Below are some entries. Work out how many of their lines hold the word "structured", and write that number alone.

Entries from a dataset of interfaces:

════════

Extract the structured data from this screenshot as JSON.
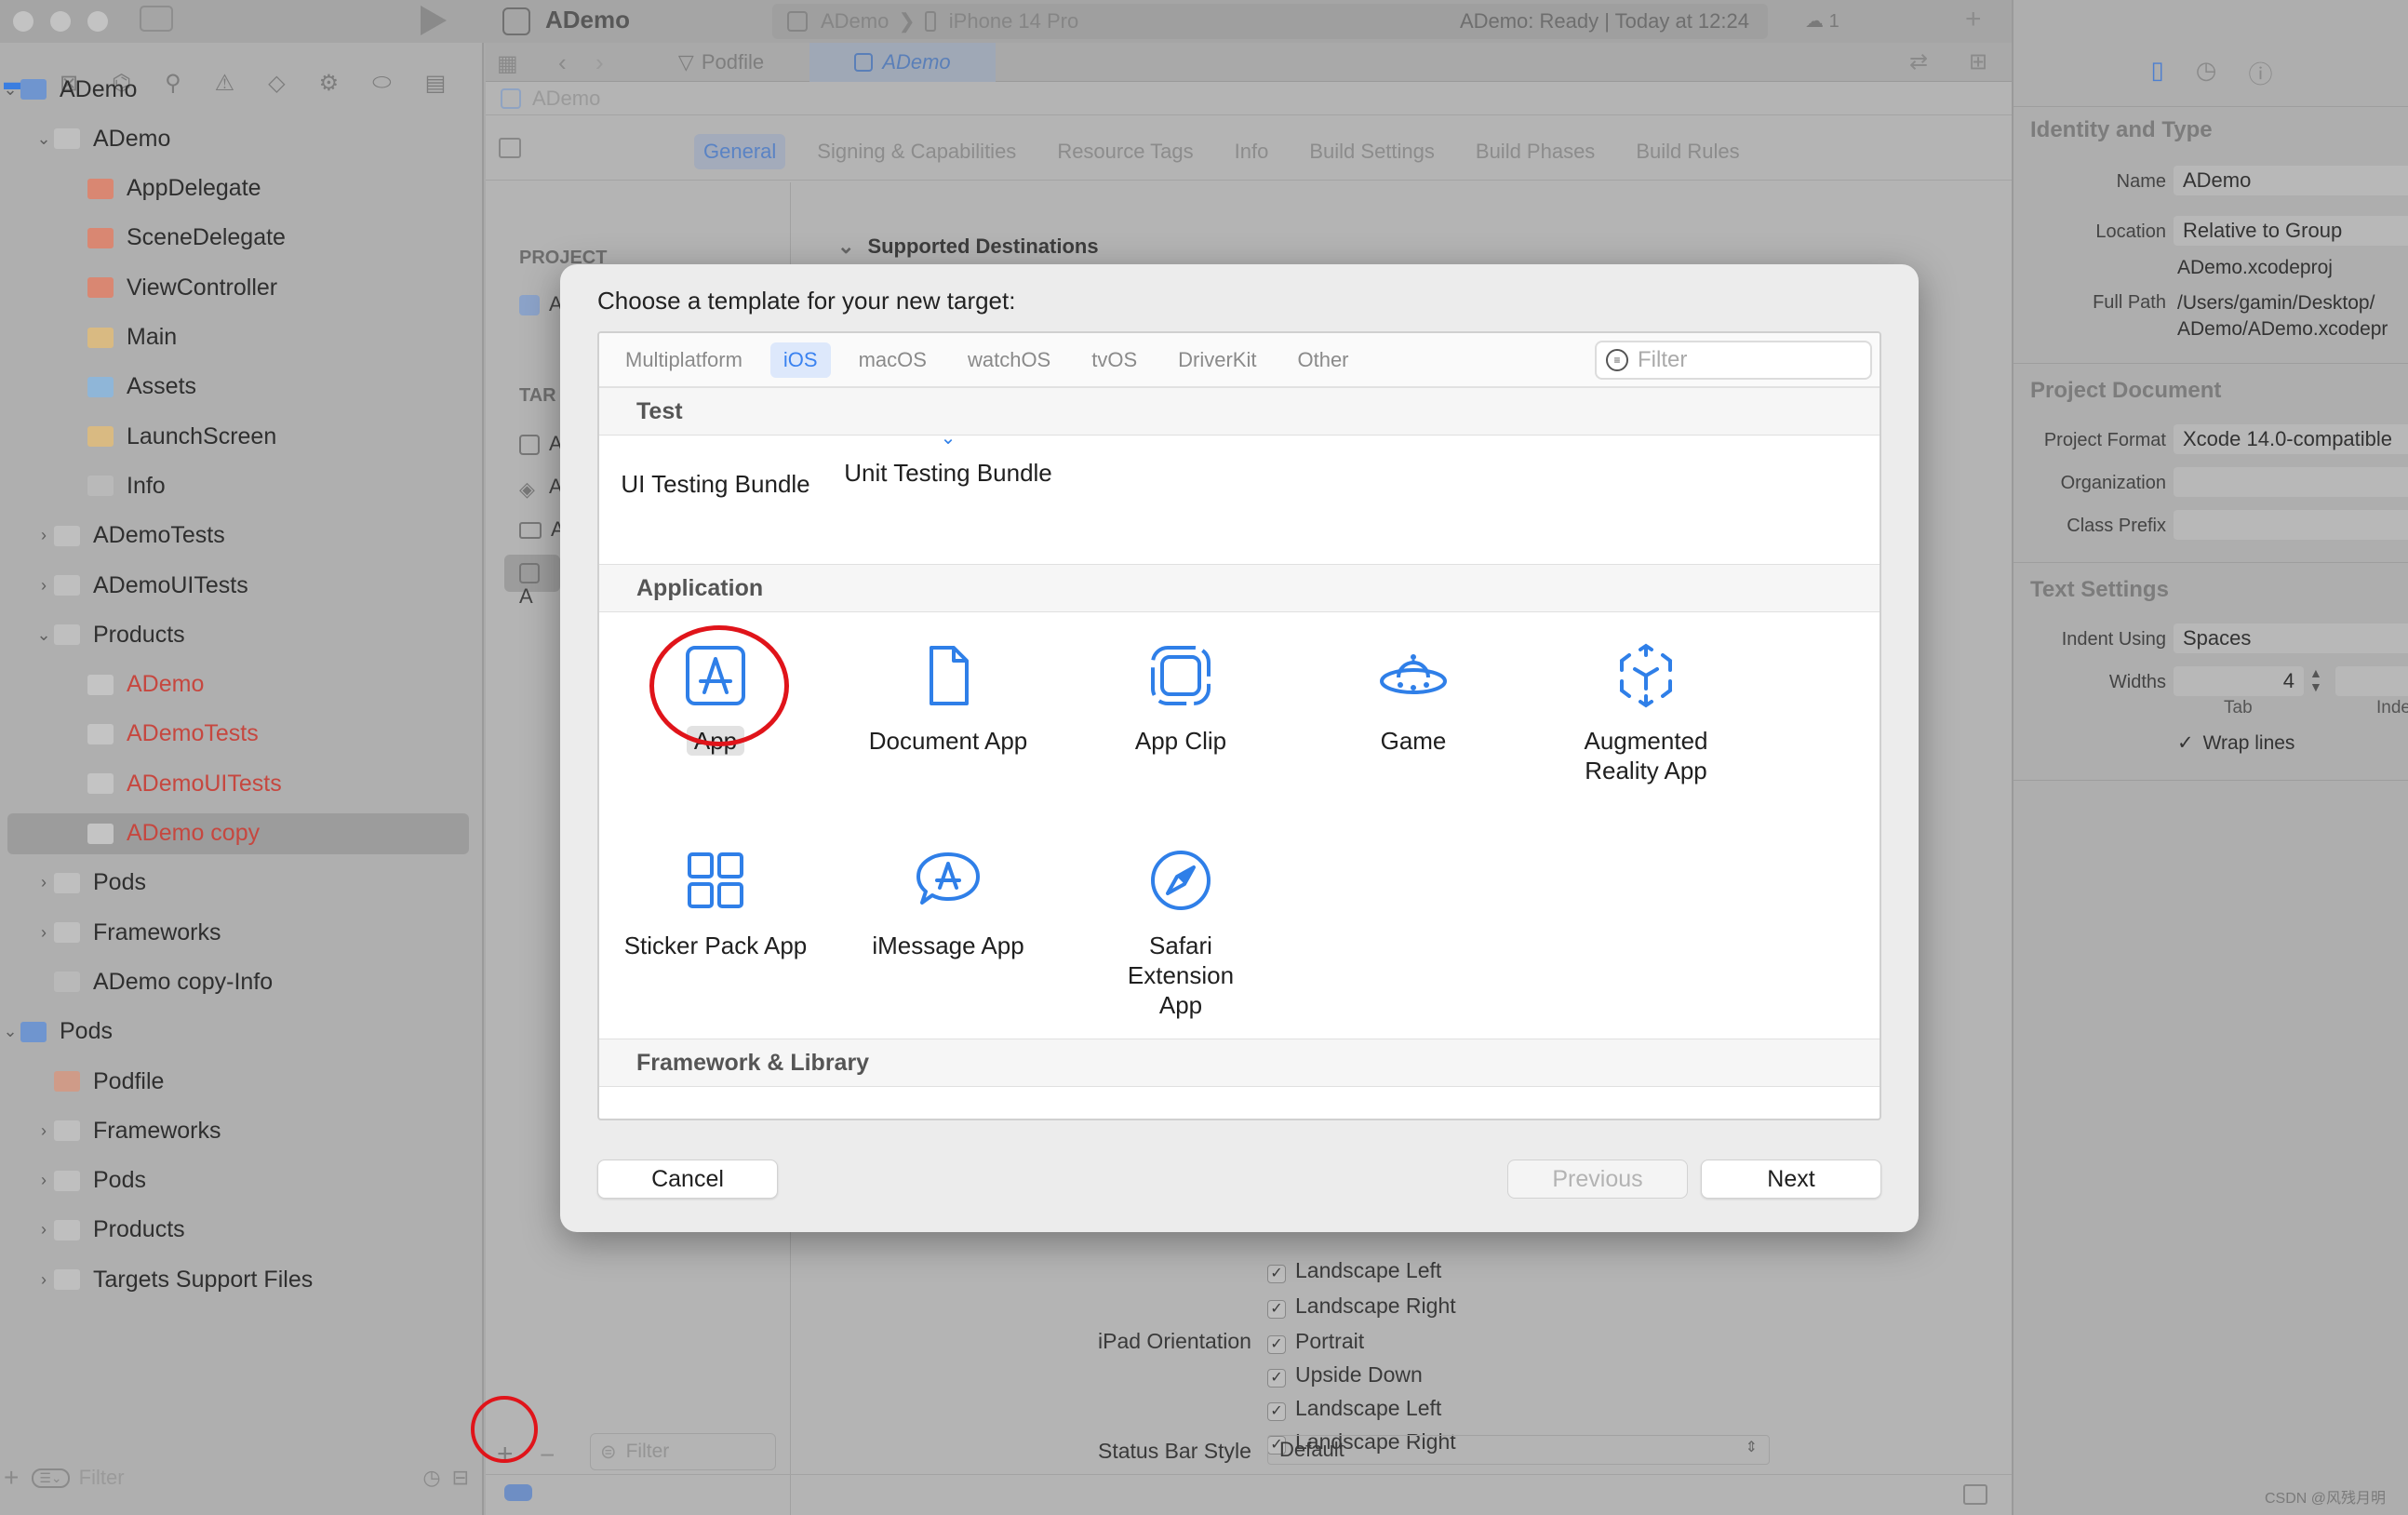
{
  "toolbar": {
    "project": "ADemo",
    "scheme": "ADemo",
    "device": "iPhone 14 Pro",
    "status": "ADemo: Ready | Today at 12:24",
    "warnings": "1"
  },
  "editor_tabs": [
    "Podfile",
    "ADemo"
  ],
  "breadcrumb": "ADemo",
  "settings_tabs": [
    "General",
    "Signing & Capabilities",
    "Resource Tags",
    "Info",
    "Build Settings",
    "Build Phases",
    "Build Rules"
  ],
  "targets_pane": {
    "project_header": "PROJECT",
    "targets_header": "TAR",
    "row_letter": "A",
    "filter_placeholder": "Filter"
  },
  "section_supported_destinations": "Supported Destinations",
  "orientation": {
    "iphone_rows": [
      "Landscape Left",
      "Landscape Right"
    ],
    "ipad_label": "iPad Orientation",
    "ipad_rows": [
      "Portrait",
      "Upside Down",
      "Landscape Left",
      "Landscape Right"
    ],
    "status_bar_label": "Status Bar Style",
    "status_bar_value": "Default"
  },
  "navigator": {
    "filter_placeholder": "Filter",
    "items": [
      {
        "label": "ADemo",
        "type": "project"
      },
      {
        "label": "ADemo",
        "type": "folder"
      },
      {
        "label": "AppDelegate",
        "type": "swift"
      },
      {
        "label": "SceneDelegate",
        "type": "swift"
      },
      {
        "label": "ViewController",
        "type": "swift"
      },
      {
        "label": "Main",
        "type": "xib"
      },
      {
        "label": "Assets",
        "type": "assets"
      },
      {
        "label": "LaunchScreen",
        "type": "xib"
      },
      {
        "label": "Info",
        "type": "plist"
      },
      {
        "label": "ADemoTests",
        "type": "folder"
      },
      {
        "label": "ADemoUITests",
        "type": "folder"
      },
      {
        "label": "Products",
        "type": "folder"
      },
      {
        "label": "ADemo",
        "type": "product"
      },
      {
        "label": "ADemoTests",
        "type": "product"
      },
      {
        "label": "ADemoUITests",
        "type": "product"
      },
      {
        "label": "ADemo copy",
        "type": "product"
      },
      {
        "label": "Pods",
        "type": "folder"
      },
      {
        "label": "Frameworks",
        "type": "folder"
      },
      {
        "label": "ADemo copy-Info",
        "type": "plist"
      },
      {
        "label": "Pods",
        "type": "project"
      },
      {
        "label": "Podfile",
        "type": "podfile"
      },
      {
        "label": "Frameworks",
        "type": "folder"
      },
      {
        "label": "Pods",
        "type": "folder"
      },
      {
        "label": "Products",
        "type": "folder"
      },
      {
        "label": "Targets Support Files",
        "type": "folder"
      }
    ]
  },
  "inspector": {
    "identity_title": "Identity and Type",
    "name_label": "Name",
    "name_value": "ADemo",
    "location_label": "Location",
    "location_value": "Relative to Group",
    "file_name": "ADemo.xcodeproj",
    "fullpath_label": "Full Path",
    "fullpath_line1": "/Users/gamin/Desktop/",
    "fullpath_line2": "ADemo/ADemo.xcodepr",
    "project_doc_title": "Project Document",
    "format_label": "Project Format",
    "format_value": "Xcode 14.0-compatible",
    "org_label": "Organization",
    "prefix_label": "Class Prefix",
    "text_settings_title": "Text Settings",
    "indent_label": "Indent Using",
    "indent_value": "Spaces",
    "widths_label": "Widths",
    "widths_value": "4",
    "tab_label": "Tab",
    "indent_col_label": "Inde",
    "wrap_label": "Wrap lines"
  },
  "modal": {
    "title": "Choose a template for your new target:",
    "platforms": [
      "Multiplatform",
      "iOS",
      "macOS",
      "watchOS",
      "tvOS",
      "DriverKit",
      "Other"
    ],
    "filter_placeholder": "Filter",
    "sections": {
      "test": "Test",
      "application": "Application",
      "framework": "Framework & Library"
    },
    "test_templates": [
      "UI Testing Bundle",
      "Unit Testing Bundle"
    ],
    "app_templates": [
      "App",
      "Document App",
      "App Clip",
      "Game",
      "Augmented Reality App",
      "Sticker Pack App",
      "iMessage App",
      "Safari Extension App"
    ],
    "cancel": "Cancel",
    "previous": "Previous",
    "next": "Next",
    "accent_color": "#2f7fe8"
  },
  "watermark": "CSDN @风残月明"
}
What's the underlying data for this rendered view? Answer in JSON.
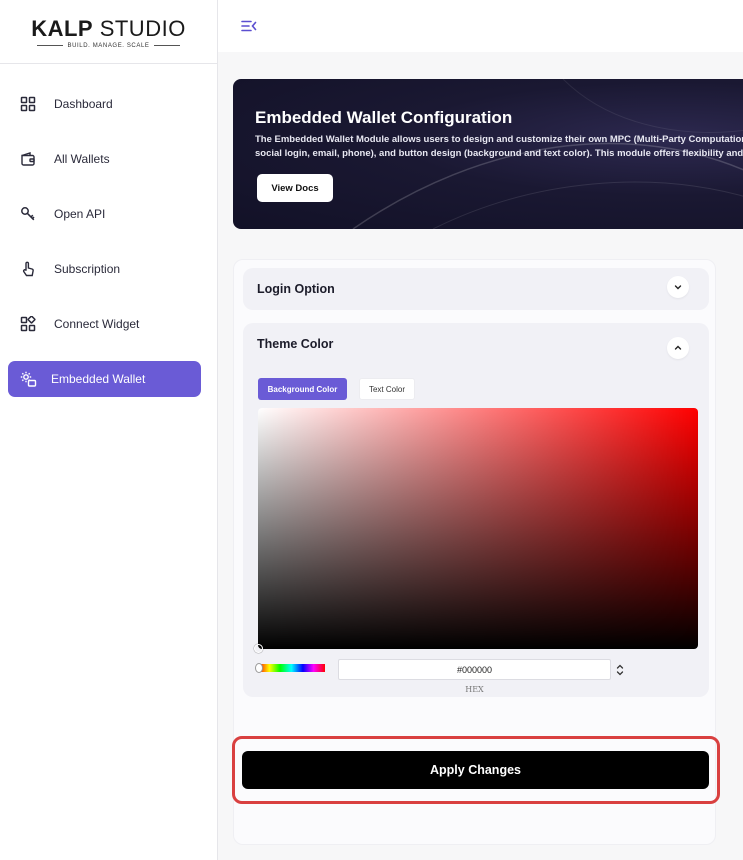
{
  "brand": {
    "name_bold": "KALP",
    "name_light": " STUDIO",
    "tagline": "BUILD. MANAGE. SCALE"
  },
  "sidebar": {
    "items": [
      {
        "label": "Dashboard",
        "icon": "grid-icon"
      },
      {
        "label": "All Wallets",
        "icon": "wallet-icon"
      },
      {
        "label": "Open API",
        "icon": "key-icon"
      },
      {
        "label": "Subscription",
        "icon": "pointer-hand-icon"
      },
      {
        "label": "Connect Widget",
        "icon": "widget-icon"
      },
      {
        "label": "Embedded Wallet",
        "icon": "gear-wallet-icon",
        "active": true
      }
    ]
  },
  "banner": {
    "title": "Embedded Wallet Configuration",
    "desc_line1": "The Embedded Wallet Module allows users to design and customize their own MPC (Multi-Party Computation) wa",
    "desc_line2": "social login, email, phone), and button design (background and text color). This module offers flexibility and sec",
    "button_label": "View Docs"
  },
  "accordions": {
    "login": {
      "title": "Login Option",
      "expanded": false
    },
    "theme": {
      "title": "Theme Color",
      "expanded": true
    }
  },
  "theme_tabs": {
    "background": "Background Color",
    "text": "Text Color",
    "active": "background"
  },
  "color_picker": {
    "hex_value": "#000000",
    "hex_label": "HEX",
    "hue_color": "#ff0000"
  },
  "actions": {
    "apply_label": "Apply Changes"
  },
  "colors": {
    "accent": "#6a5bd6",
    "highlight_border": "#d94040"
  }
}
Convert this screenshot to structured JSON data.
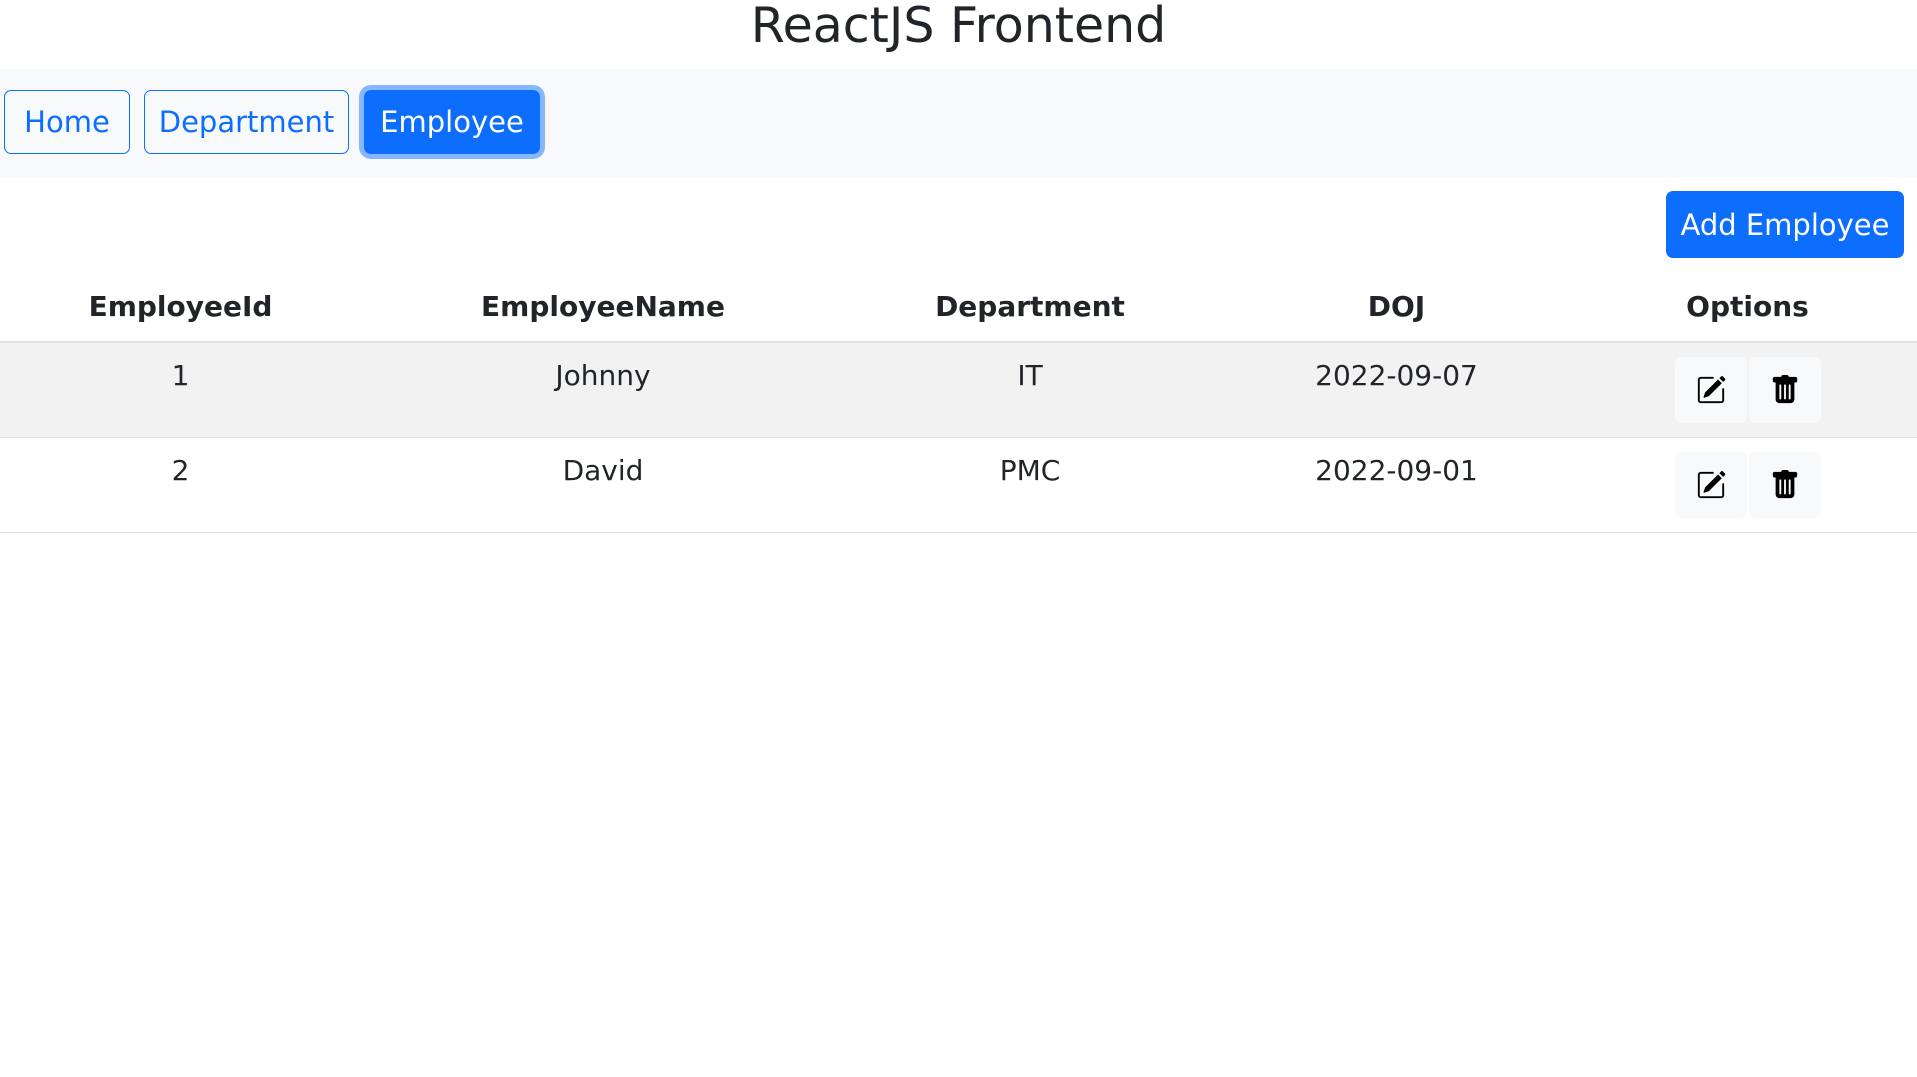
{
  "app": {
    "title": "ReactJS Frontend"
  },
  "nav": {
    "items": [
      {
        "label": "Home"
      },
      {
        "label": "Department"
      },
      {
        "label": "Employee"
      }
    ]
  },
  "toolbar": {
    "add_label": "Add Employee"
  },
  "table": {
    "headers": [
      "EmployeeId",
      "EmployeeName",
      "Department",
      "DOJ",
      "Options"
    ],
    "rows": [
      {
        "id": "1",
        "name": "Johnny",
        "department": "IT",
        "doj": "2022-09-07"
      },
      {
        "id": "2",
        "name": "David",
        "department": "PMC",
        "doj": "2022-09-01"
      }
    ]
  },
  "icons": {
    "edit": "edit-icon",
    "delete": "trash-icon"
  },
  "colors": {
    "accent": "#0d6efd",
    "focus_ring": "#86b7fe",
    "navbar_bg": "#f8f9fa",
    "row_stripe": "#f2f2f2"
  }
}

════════

Exercise response —
2